The data below must be copied in full and without any change.

• **DATA IN THIS EXERCISE**

===============

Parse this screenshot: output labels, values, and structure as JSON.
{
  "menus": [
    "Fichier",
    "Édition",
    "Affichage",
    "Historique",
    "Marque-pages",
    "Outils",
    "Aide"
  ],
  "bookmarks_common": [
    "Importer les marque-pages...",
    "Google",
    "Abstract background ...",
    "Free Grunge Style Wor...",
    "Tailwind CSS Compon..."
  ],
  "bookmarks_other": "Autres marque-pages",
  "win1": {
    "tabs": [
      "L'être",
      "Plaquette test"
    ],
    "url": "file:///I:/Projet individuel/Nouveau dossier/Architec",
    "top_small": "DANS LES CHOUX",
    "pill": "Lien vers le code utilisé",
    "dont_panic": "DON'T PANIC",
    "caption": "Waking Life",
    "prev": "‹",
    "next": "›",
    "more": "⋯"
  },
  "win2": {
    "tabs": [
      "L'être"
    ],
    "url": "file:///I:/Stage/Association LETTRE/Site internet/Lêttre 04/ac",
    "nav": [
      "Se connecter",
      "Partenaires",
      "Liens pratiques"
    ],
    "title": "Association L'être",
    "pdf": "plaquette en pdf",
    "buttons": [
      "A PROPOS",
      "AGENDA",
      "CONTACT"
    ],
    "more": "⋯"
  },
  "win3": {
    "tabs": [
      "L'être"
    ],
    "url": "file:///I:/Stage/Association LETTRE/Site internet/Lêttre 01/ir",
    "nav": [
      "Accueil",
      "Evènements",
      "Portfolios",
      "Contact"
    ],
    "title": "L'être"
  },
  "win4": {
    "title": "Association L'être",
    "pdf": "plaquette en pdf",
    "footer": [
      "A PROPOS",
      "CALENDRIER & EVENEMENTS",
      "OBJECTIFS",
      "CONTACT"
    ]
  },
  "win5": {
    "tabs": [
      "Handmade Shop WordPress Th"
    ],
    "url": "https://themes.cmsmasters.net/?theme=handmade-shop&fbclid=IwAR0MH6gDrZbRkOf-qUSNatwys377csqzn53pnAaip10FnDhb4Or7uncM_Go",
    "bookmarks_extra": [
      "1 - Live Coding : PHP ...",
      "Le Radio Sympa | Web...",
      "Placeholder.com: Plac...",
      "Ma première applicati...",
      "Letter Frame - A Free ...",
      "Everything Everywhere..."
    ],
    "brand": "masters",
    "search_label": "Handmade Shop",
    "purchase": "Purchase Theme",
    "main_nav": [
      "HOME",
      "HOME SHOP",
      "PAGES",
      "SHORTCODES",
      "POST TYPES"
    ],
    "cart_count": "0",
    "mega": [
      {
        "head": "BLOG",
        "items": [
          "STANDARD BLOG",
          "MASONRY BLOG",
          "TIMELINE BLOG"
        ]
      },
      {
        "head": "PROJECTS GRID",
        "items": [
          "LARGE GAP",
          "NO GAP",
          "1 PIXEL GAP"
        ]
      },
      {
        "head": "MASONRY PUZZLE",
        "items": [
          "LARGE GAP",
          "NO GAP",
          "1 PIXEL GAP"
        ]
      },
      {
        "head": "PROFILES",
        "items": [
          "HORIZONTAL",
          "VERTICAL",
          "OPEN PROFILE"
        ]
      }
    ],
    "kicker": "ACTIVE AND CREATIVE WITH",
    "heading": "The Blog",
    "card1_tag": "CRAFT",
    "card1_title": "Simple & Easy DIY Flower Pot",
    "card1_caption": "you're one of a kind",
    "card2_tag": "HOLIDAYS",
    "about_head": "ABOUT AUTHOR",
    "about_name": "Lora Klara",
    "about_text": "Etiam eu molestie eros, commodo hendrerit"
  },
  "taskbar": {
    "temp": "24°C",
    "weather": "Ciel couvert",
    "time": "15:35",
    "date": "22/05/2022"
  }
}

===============

• **RESULT**
Parse this screenshot: output labels, values, and structure as JSON.
{
  "menus": [
    "Fichier",
    "Édition",
    "Affichage",
    "Historique",
    "Marque-pages",
    "Outils",
    "Aide"
  ],
  "bookmarks_common": [
    "Importer les marque-pages...",
    "Google",
    "Abstract background ...",
    "Free Grunge Style Wor...",
    "Tailwind CSS Compon..."
  ],
  "bookmarks_other": "Autres marque-pages",
  "win1": {
    "tabs": [
      "L'être",
      "Plaquette test"
    ],
    "url": "file:///I:/Projet individuel/Nouveau dossier/Architec",
    "top_small": "DANS LES CHOUX",
    "pill": "Lien vers le code utilisé",
    "dont_panic": "DON'T PANIC",
    "caption": "Waking Life",
    "prev": "‹",
    "next": "›",
    "more": "⋯"
  },
  "win2": {
    "tabs": [
      "L'être"
    ],
    "url": "file:///I:/Stage/Association LETTRE/Site internet/Lêttre 04/ac",
    "nav": [
      "Se connecter",
      "Partenaires",
      "Liens pratiques"
    ],
    "title": "Association L'être",
    "pdf": "plaquette en pdf",
    "buttons": [
      "A PROPOS",
      "AGENDA",
      "CONTACT"
    ],
    "more": "⋯"
  },
  "win3": {
    "tabs": [
      "L'être"
    ],
    "url": "file:///I:/Stage/Association LETTRE/Site internet/Lêttre 01/ir",
    "nav": [
      "Accueil",
      "Evènements",
      "Portfolios",
      "Contact"
    ],
    "title": "L'être"
  },
  "win4": {
    "title": "Association L'être",
    "pdf": "plaquette en pdf",
    "footer": [
      "A PROPOS",
      "CALENDRIER & EVENEMENTS",
      "OBJECTIFS",
      "CONTACT"
    ]
  },
  "win5": {
    "tabs": [
      "Handmade Shop WordPress Th"
    ],
    "url": "https://themes.cmsmasters.net/?theme=handmade-shop&fbclid=IwAR0MH6gDrZbRkOf-qUSNatwys377csqzn53pnAaip10FnDhb4Or7uncM_Go",
    "bookmarks_extra": [
      "1 - Live Coding : PHP ...",
      "Le Radio Sympa | Web...",
      "Placeholder.com: Plac...",
      "Ma première applicati...",
      "Letter Frame - A Free ...",
      "Everything Everywhere..."
    ],
    "brand": "masters",
    "search_label": "Handmade Shop",
    "purchase": "Purchase Theme",
    "main_nav": [
      "HOME",
      "HOME SHOP",
      "PAGES",
      "SHORTCODES",
      "POST TYPES"
    ],
    "cart_count": "0",
    "mega": [
      {
        "head": "BLOG",
        "items": [
          "STANDARD BLOG",
          "MASONRY BLOG",
          "TIMELINE BLOG"
        ]
      },
      {
        "head": "PROJECTS GRID",
        "items": [
          "LARGE GAP",
          "NO GAP",
          "1 PIXEL GAP"
        ]
      },
      {
        "head": "MASONRY PUZZLE",
        "items": [
          "LARGE GAP",
          "NO GAP",
          "1 PIXEL GAP"
        ]
      },
      {
        "head": "PROFILES",
        "items": [
          "HORIZONTAL",
          "VERTICAL",
          "OPEN PROFILE"
        ]
      }
    ],
    "kicker": "ACTIVE AND CREATIVE WITH",
    "heading": "The Blog",
    "card1_tag": "CRAFT",
    "card1_title": "Simple & Easy DIY Flower Pot",
    "card1_caption": "you're one of a kind",
    "card2_tag": "HOLIDAYS",
    "about_head": "ABOUT AUTHOR",
    "about_name": "Lora Klara",
    "about_text": "Etiam eu molestie eros, commodo hendrerit"
  },
  "taskbar": {
    "temp": "24°C",
    "weather": "Ciel couvert",
    "time": "15:35",
    "date": "22/05/2022"
  }
}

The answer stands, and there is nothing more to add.